- _TASK DESCRIPTION_:
Where a line in the material below has the string "true", please report it.
--- START ---
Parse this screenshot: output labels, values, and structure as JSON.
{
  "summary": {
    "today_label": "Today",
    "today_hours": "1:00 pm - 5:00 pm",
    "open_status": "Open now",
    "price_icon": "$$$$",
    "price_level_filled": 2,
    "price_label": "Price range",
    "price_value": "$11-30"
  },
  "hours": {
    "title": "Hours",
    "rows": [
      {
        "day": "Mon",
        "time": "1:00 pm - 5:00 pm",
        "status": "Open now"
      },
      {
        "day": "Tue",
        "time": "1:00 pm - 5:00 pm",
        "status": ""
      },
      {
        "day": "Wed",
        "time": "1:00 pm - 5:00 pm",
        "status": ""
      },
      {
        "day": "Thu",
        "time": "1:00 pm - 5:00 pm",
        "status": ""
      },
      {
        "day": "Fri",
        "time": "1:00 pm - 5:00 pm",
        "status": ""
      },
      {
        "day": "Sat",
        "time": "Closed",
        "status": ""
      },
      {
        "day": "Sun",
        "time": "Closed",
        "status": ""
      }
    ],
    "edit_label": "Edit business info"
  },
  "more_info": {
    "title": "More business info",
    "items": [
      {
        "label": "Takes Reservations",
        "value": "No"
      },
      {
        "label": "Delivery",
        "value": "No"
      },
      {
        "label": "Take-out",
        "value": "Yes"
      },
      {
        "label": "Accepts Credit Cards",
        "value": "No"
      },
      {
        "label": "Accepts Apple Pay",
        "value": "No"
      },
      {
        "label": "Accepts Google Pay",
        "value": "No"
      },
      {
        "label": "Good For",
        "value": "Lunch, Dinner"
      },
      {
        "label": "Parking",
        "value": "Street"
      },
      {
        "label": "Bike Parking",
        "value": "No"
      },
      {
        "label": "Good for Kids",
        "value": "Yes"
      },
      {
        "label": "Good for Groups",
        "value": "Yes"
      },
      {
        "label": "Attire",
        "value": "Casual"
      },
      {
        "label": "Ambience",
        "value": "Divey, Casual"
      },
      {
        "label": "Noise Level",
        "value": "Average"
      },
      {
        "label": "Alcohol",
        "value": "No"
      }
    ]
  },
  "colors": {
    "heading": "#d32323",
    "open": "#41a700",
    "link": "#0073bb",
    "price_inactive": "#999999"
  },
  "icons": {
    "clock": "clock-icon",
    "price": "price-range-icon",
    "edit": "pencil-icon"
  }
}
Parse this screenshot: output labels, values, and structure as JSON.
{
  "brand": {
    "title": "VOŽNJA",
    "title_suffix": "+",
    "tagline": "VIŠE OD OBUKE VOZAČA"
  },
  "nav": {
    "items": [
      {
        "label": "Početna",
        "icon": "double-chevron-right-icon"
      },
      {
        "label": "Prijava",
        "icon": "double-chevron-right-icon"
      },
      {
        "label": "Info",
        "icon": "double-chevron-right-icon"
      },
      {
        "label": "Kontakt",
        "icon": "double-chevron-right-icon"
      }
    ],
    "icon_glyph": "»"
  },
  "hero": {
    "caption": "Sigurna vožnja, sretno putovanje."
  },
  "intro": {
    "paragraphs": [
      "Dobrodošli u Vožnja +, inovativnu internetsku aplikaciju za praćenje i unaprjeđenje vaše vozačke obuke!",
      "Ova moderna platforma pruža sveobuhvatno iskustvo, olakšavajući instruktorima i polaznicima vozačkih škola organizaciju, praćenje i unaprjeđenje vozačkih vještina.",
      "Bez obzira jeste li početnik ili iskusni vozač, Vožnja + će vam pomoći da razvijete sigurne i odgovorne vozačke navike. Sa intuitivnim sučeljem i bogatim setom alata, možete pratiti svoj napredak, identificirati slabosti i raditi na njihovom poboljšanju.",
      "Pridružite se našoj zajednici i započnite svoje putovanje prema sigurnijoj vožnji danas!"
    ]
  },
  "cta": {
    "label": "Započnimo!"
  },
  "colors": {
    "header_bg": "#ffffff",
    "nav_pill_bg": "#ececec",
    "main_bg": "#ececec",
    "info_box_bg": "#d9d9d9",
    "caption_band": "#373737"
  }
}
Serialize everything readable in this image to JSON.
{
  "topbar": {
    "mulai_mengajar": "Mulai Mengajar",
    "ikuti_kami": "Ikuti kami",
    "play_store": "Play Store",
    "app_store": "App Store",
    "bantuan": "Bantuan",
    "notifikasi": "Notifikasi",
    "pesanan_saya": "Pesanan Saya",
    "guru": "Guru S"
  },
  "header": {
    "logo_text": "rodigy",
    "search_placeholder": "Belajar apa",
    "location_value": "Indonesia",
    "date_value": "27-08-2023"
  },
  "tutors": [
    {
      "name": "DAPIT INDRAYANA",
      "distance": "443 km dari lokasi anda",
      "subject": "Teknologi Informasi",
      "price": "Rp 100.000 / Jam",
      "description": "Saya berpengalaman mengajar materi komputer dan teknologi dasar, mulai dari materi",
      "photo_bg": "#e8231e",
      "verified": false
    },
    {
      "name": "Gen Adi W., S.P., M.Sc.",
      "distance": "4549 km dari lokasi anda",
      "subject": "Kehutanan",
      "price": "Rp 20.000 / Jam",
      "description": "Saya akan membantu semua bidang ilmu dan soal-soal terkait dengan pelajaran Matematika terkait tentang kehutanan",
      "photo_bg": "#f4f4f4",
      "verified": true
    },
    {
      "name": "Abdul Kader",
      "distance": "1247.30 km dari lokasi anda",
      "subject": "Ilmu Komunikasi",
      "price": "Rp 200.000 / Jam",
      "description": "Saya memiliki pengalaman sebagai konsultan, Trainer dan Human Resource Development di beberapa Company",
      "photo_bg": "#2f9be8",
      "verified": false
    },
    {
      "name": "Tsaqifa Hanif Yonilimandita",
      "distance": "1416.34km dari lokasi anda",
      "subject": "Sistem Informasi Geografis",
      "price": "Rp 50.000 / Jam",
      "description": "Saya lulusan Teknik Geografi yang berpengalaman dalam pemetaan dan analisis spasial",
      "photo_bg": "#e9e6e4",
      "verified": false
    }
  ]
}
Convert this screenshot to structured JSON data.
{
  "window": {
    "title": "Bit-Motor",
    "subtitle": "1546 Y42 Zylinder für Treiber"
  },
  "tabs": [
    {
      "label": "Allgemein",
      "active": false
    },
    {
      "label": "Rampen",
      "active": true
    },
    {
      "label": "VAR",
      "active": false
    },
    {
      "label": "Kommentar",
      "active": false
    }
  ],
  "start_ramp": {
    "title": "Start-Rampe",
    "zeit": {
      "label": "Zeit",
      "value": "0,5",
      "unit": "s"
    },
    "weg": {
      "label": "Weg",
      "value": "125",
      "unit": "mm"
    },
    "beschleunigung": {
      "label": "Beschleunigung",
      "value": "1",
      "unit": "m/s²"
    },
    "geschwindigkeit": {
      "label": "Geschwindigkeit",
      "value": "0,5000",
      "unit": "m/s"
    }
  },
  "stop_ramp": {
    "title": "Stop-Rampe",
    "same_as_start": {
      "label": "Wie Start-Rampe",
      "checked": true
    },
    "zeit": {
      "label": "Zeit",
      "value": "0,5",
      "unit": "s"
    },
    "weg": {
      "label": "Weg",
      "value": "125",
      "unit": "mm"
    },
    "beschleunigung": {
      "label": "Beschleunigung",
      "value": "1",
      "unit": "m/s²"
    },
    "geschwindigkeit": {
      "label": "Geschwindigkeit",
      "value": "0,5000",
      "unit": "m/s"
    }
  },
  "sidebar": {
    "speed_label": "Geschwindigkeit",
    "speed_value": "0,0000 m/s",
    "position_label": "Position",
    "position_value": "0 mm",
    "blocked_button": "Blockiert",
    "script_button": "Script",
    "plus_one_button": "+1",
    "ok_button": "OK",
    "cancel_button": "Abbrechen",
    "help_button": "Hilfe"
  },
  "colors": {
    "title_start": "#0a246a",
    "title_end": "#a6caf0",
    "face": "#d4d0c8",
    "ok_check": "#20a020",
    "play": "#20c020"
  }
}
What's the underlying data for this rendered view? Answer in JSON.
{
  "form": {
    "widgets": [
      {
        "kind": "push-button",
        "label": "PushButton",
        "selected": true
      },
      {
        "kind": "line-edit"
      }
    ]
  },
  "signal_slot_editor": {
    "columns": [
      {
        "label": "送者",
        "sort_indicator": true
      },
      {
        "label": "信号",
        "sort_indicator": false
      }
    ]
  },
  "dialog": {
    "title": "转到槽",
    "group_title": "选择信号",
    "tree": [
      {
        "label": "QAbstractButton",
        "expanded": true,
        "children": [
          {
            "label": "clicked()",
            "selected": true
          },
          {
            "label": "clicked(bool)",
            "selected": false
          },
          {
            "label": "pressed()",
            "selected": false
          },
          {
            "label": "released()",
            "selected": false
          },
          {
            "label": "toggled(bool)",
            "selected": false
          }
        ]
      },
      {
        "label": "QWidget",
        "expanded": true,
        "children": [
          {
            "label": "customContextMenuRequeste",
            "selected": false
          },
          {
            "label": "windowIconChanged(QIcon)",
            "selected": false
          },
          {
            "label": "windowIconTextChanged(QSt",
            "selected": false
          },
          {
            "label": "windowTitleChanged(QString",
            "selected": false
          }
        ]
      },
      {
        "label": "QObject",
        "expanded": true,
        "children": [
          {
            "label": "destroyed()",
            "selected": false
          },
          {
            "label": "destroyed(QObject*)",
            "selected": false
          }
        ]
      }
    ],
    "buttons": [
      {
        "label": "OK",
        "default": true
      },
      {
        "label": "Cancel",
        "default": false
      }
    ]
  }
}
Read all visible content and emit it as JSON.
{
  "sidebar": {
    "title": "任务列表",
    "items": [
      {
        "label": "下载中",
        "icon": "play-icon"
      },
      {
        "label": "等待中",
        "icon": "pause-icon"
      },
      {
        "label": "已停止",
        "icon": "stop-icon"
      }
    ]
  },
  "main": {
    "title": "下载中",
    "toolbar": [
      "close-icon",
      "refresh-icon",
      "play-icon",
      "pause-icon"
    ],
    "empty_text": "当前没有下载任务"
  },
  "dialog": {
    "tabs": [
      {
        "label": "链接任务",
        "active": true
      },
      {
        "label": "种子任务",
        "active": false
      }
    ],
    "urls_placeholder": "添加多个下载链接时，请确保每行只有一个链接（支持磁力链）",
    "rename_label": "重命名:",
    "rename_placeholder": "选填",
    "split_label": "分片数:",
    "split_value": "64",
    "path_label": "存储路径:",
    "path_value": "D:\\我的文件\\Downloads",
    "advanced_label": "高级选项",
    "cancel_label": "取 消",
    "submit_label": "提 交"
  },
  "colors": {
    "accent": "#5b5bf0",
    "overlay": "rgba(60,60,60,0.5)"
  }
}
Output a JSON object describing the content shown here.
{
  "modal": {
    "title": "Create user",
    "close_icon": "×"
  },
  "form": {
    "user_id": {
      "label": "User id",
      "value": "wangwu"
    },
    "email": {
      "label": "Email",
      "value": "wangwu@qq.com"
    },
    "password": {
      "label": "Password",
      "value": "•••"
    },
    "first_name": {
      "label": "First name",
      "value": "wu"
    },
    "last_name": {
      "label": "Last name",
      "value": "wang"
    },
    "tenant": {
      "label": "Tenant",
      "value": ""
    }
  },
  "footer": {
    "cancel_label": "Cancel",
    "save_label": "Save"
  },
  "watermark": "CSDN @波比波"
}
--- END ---
- _EXERCISE ANSWER_:
      "verified": true
      "active": true
      "checked": true
        "selected": true
        "sort_indicator": true
        "expanded": true,
            "selected": true
        "expanded": true,
        "expanded": true,
        "default": true
        "active": true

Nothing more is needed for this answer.